Dr. Thomas L. Jackson’s connection within the Aerospace Engineering Department at Illinois became even closer this fall with his new appointment as a Research Professor.
Dr. Thomas L. Jackson
Previously an adjunct professor, Jackson has taught courses within AE for the past five years, and has long collaborated with AE faculty and graduate students on research efforts.
Professor Jackson came to the Urbana campus in January 1988 as the first scientist hired for the UI Center for Simulation of Advanced Rockets (CSAR). The U.S. Department of Energy funded CSAR to accurately predict through computational simulation the performance, reliability, and safety of solid rocket motors. At that time DOE was considering simulation solutions for nuclear stockpiling, and the complexity of simulating the physics of rockets offered an example for how to go about it.
Jackson was responsible for investigating the propellant’s microstructure, examining issues such as burning rate, pressure response, erosive burning and aluminum particulate burning. Throughout CSAR’s thirteen years, Jackson and his colleagues developed several very complicated computer codes modeling the rockets’ propellant behavior. With the knowledge gained from CSAR, Jackson and his UI colleagues William Dick, Mark Brandyberry and Fady Najjar formed their own company, IllinoisRocstarLLC, located in the University of Illinois Research Park.
Typical microstructure generated by Rocpack.
Numerical simulation of solid propellant combustion.
IllinoisRocstar has contracts with the University of Illinois, Purdue University and Notre Dame University; grants from government agencies including the Department of Energy (DOE), the National Aeronautics and Space Administration (NASA), Sandia National Laboratories, the Army, the Navy, the Air Force, and the Missile Defense Agency; and work with industries including ATK, a prime supplier of aerospace and defense products.
Starting with a focus on solid rocket propellants, IllinoisRocstar has expanded into energetic materials and other areas, and now has five full-time employees, 12 part-time employees, and several faculty consultants, Jackson said. “Companies want us to analyze what’s going on in their products, refine what they’re doing and provide support and analysis,” he said. “As you understand what’s going on, you have better ability to make refinements.”
Understanding the dynamics and coupling between the propellant and what goes on inside a rocket are key to assuring the safety, reliability and performance of the motor.
Solid propellants consist of a combination of fuel and oxidizer. Unlike air-breathing aircraft, which take in oxygen from the atmosphere, rockets must carry their own oxygen supply for burning as there is none in space. Jackson said the two ingredients are combined in what is similar to a mixing bowl, then poured into molds of various shapes and cured to become solid.
The best way to generate the microstructure of these packs is in a simulation, he said.
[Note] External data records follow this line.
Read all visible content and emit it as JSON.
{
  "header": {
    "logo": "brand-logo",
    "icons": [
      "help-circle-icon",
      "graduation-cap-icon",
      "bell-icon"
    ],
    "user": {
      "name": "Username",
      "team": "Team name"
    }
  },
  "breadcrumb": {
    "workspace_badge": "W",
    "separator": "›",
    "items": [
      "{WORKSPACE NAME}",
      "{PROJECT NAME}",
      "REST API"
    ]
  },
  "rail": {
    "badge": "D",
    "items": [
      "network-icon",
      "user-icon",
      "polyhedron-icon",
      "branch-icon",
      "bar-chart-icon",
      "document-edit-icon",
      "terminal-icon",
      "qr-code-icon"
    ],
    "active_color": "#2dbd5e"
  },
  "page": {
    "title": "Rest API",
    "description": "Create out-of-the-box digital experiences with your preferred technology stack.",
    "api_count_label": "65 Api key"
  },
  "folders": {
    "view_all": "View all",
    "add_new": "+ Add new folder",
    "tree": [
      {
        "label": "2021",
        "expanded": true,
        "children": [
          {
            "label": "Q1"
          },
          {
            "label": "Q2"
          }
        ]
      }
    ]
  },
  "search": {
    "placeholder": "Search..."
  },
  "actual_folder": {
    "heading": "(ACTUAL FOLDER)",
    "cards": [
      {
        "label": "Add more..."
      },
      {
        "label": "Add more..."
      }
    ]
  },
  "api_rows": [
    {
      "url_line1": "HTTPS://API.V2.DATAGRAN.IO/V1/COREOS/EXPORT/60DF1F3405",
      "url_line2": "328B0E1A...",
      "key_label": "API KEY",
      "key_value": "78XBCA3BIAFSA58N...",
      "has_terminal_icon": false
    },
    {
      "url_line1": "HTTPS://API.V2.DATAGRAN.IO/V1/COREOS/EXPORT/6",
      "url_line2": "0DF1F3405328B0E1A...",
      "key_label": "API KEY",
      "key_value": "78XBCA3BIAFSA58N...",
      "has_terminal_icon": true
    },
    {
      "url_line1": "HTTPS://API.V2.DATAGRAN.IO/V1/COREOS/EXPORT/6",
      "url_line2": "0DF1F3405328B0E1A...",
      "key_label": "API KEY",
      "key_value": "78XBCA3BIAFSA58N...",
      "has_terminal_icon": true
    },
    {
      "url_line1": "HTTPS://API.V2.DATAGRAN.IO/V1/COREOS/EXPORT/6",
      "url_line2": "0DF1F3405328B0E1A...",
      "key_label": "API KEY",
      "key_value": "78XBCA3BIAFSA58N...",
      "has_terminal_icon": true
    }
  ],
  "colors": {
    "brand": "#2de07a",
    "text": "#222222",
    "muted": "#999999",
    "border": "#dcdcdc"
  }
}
Rocpack, one of the several specialized codes developed by Jackson for solid propellants, can also be used to simulate packs used for emulsion, rocks, concrete, and explosive studies.
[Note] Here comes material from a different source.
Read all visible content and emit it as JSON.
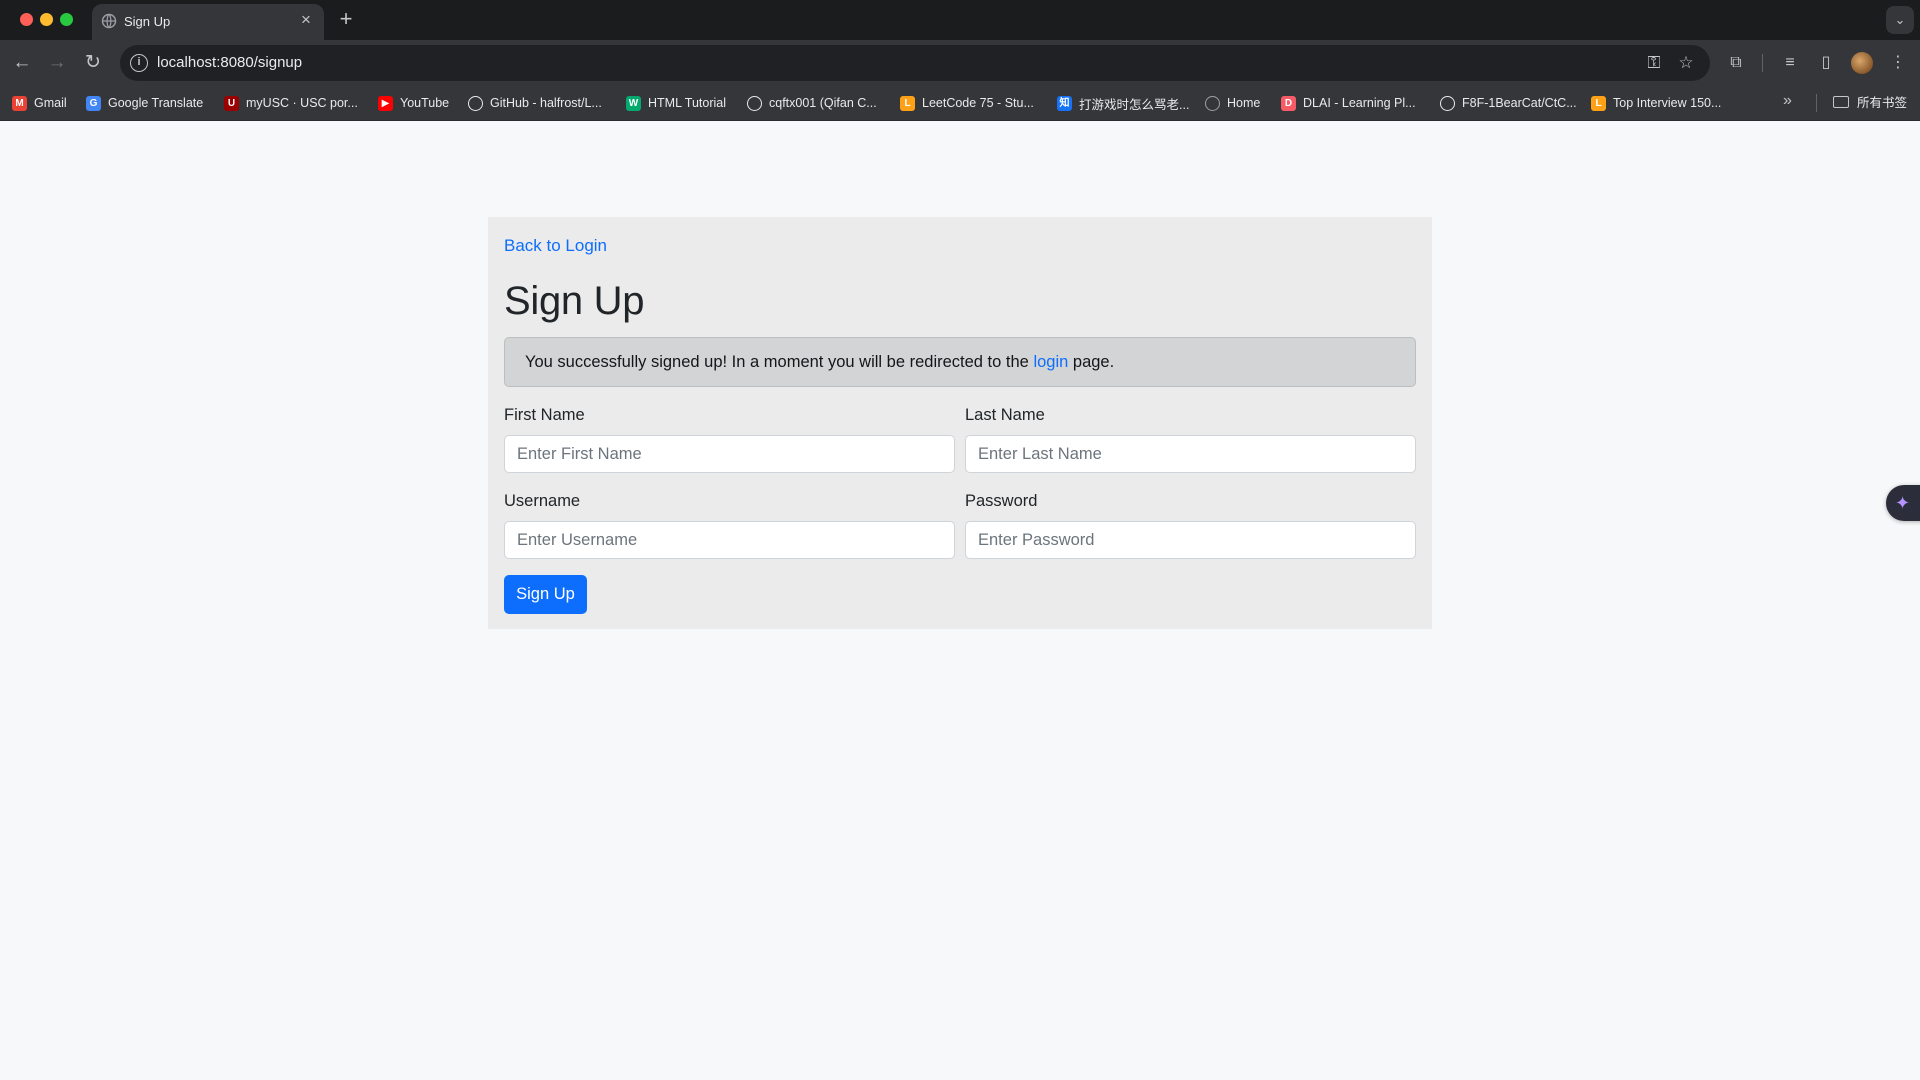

In some current work, Rocpack is used to simulate energetic (explosive) crystals as they grow in size and number, and Jackson and his colleagues observe how they burn at their surface. “In our simulations we get a reasonably close approximation of the simulated burn to the actual burn – within 10 to 15 percent,” he said. “It gives us a lot of confidence that what we’re doing is good.”
Temperature showing hot spot formation due to shock interaction in a heterogeneous explosive. The formation of hot spots can lead to a transition to detonation.
Numerical Schlieren showing hot spot formation due to shock interaction in a heterogeneous explosive. The formation of hot spots can lead to a transition to detonation.
Knowing a propellant’s microstructure is helpful in designing the propellant for specific launch missions. For example, he said, aluminum particles may be added to the propellant, since the metal increases the chamber temperature and can produce a larger thrust compared to non-aluminized propellants. Unfortunately the aluminum also produces a visible plume from a rocket nozzle, so aluminum should not be added if stealth is desired.
As well as bringing his knowledge to AE, teaching courses on propulsion, solid rockets and a graduate course in boundary layer theory, over the past seven years Jackson has served as associate editor for the American Institute of Aeronautics and Astronautics flagship journal, AIAA Journal. He also is technical chair for the Propellant & Combustion Section of the AIAA/ASME/SAE/ASEE Joint Propulsion Conference scheduled for Summer 2013.